Category: Science Fiction
Description: An excellent companion to Alexei Panshin's novels, Farewell to Yesterday's Tomorrow collects twelve of his best stories, the last a novella written in collaboration with his wife, Cory. From the universe of the Nebula Award-winning Rite of Passage, where the hegemony of advanced ships over primitive worlds engenders complex moral dilemmas, to the first manned exploration of Neptune, to the interstellar quest of a fair lady and a noble beastman to find a home, these engaging fantasies turn the idea of SF as escape on its head, dramatizing how technology may give new expression to empathy and self-sacrifice but never replace them. In the afterword from which the collection takes its title, and which the Panshins updated in 2001, they sum up the vision that makes science fiction relevant and important to us all.
eBook Publisher: Electricstory.com, 1975
eBookwise Release Date: September 2002
11 Reader Ratings:
Available eBook Formats: OEBFF Format (IMP) [340 KB]
Reading time: 200-280 min.
"Panshin, a young Ancient Mariner, dramatizes the struggles involved in getting rid of the albatross--our immaturity. In a sense, this books is a parabolic sequel to Darwin, Panshin's Ascent of Man."--Philip Jose Farmer
"A remarkable collection. On the surface, each story as a unit appears to be completely different, yet all of them are part of a whole, contributing to the development of a central theme--thoughtful and provocative and, best of all, beautifully written."--The Oregonian
The twelve science fiction and fantasy stories and the final essay that make up this book are printed here in the order in which they were originally written. They were first published between 1966 and 1975, a turbulent time in this country, and a time of great changes in my own life. These stories are both a product and a reflection of their time.
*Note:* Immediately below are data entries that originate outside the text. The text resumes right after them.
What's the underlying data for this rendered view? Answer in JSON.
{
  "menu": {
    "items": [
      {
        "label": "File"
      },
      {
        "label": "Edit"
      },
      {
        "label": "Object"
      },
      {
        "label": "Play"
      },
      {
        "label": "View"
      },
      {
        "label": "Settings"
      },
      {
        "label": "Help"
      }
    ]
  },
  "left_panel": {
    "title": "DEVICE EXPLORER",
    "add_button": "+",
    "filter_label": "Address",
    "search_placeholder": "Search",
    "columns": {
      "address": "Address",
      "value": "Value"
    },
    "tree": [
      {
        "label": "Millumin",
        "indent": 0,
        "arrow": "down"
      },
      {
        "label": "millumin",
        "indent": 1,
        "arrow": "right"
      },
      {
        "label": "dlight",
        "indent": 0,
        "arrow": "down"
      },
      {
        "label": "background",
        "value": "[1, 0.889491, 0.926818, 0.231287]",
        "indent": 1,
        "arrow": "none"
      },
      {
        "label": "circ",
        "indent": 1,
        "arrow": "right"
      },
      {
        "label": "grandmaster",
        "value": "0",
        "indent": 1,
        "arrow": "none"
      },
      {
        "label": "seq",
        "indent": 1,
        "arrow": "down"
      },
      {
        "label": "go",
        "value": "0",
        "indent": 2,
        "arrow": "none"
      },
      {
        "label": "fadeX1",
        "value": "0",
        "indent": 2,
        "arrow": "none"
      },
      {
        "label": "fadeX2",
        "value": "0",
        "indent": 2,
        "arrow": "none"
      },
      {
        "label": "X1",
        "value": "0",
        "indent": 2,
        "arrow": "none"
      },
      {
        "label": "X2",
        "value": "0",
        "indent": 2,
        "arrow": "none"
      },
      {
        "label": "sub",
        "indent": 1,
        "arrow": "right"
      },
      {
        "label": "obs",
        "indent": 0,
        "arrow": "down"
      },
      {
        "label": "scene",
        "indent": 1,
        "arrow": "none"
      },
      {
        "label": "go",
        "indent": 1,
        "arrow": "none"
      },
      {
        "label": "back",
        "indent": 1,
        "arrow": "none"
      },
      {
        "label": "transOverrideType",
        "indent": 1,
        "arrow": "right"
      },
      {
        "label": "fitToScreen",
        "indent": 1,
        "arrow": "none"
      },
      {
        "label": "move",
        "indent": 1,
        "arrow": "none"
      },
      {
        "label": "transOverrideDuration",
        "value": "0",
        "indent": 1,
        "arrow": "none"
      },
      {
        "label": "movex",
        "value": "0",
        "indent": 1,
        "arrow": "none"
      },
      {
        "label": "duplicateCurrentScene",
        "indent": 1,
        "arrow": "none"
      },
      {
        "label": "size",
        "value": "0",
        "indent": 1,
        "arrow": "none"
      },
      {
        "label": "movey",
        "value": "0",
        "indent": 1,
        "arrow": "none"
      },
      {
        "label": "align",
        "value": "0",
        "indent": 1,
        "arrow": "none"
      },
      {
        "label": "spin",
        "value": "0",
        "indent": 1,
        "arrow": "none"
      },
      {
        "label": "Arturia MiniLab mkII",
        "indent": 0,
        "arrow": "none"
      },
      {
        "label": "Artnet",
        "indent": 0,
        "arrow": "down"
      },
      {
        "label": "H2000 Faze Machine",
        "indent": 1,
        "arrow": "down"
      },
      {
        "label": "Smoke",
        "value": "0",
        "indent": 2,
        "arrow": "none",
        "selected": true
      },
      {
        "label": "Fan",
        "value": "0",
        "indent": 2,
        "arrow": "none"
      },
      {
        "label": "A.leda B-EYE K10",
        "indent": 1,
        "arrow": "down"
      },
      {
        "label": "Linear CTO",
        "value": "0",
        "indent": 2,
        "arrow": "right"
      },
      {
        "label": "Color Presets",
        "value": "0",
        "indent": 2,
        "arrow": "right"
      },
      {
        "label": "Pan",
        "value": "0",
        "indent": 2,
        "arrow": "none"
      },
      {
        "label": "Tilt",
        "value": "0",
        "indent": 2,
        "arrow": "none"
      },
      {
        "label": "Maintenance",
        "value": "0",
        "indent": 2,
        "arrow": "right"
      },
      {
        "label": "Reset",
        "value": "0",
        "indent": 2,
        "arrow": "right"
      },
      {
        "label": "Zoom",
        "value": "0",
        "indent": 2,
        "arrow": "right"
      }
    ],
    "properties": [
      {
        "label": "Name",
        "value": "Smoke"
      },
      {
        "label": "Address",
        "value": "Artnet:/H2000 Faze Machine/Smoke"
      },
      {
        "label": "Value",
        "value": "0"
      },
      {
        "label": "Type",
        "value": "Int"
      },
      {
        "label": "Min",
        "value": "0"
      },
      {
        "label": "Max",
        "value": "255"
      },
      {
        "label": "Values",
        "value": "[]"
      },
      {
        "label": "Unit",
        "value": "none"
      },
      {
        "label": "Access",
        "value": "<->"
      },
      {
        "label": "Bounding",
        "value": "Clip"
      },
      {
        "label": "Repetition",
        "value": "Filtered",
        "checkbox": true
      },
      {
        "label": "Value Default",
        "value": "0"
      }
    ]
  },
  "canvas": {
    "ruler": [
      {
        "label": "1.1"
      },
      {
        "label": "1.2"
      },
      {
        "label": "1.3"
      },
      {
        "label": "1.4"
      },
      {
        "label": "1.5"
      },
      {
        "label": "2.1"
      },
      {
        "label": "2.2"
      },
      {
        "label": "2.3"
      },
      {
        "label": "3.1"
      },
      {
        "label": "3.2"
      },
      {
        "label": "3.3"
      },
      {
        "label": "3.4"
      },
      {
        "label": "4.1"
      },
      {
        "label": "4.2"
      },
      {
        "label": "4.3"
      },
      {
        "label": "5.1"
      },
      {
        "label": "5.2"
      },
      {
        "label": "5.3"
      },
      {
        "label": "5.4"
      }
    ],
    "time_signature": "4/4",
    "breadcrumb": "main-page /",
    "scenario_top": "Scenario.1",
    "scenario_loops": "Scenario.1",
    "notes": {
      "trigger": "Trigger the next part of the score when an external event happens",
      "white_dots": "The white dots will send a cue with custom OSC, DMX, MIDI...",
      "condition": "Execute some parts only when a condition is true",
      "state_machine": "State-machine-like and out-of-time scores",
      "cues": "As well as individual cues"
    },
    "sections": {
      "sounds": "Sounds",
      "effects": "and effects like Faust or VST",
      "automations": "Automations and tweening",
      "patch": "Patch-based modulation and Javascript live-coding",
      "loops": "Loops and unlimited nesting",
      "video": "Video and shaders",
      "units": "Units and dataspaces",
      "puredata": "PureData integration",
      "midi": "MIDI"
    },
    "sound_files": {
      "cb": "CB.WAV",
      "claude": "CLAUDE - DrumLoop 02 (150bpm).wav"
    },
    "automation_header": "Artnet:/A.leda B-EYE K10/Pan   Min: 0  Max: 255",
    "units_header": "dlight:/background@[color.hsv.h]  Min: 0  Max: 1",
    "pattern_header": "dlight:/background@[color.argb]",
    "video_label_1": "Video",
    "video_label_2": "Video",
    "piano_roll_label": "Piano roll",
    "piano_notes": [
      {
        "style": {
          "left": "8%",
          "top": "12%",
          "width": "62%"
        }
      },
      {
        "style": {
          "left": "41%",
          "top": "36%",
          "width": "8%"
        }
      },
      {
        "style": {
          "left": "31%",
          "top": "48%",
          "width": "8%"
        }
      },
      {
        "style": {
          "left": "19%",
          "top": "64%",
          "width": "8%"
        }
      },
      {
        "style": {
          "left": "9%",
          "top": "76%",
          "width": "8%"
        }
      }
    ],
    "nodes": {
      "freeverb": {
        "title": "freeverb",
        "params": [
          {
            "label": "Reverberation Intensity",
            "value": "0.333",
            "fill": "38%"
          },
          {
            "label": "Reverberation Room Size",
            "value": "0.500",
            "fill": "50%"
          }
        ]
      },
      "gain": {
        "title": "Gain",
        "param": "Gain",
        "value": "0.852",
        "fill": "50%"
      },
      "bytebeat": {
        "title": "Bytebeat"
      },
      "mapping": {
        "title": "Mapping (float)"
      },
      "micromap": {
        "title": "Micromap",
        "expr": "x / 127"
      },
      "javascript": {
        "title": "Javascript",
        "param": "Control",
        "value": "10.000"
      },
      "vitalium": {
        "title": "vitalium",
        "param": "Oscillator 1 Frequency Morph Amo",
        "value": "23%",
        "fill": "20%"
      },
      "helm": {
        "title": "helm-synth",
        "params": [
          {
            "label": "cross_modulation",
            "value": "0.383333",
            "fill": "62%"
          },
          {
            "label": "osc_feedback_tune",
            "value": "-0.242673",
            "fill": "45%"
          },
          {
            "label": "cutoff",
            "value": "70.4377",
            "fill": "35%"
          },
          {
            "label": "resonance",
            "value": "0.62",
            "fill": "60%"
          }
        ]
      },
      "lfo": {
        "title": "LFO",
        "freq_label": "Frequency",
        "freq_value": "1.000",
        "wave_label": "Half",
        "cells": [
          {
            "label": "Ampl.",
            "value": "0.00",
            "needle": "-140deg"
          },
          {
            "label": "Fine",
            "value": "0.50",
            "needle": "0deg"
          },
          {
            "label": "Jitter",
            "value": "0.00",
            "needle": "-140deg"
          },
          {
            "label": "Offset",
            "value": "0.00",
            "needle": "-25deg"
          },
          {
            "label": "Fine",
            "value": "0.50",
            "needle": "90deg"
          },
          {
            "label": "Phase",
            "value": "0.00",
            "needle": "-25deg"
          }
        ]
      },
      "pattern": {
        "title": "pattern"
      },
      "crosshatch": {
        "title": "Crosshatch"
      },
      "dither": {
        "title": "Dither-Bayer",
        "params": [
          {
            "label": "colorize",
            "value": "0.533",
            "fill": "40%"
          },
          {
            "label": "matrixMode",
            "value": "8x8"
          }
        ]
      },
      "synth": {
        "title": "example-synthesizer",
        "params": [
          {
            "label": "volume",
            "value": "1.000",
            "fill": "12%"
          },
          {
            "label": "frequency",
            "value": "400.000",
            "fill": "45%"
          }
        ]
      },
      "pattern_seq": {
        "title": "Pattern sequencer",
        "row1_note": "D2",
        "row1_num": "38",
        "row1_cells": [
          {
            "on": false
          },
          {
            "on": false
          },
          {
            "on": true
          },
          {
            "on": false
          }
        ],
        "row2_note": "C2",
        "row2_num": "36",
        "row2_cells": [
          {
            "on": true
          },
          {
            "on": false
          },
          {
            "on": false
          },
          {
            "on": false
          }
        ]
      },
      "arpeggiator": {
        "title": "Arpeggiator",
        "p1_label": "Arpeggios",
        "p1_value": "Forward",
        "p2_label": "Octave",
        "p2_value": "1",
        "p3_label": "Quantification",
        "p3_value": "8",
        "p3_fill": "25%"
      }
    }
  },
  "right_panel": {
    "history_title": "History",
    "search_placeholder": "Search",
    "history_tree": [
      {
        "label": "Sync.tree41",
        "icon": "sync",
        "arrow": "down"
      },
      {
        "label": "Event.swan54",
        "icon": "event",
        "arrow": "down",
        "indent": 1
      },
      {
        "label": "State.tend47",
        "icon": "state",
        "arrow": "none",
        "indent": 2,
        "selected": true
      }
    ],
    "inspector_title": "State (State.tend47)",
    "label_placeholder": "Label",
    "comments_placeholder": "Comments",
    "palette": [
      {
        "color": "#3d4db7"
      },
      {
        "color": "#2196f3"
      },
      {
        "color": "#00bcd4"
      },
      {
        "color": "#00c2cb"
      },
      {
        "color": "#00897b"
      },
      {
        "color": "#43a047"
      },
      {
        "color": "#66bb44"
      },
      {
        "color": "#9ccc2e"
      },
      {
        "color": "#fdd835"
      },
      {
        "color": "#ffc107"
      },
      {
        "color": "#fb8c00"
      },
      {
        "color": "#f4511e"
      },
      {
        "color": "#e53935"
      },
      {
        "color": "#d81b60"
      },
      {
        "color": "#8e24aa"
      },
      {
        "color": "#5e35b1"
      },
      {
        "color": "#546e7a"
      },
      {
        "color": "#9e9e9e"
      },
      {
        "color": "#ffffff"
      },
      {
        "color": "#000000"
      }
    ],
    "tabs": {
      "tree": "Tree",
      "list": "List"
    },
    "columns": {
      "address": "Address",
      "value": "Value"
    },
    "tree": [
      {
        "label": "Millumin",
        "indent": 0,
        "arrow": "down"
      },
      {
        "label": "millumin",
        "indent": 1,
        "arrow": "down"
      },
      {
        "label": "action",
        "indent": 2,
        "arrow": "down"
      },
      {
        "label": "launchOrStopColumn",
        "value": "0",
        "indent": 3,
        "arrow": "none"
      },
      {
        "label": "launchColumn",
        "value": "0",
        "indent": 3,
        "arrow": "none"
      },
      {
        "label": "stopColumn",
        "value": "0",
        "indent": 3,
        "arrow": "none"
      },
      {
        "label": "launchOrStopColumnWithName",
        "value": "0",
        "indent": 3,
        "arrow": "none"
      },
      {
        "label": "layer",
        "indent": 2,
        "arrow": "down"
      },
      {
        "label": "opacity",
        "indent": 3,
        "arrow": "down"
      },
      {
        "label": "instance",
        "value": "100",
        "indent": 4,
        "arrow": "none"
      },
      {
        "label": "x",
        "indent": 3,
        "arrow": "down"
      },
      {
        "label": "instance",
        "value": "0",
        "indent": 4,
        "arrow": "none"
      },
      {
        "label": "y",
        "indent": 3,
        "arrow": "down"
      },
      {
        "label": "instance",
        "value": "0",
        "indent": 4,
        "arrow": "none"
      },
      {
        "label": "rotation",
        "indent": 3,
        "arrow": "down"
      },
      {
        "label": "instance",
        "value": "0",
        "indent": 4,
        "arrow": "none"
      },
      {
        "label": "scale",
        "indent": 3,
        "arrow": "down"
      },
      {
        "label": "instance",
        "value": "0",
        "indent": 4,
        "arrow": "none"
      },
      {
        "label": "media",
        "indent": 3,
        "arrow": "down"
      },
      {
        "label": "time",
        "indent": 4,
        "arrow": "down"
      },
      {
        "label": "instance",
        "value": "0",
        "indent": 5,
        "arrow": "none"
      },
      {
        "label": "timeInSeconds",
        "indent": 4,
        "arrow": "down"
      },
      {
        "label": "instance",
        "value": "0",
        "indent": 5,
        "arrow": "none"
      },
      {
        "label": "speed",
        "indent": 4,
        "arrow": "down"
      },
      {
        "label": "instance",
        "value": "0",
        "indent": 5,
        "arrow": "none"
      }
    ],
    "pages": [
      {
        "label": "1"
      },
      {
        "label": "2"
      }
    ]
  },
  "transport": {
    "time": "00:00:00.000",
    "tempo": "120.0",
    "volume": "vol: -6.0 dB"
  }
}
These stories have been a means for me of wrestling with the enigma of being alive. Over and over again, each in its own way, they ask the same childish question: What does it mean to be an adult human being?
So many questions that we ask when we are children are never answered. They are indefinitely postponed. This question--a child's question--was mine. And it was never answered for me to my satisfaction.
What is it to be an adult human being?
It still seems to me to be as urgent a question as it ever was. In view of the desperation of the present human condition, a desperate question. If we human beings are to survive, we must know who we are and what we may become.
The question is deliberately posed in the form of science fiction. Science fiction is a means of stepping outside ourselves and our present condition in search of new perception. If we already knew how to be truly adult, if we already knew how to be truly human beings, we would not be in our present difficulties.
Is our personal future and the future of mankind limited and cloudy? The answer indicated by science fiction and by these stories is: only if we are unable to change ourselves.
If we could change ourselves, what might we not become?
So here these stories are, from "What's Your Excuse?" to "Lady Sunshine and the Magoon of Beatus." A record of change.
This book is the last by Alexei Panshin. Whatever books follow this will be collaborations between Alexei and Cory Panshin--as were several of the later pieces in this book, such as the story "Sky Blue" and "Lady Sunshine" and the article that concludes this book and lends it its title.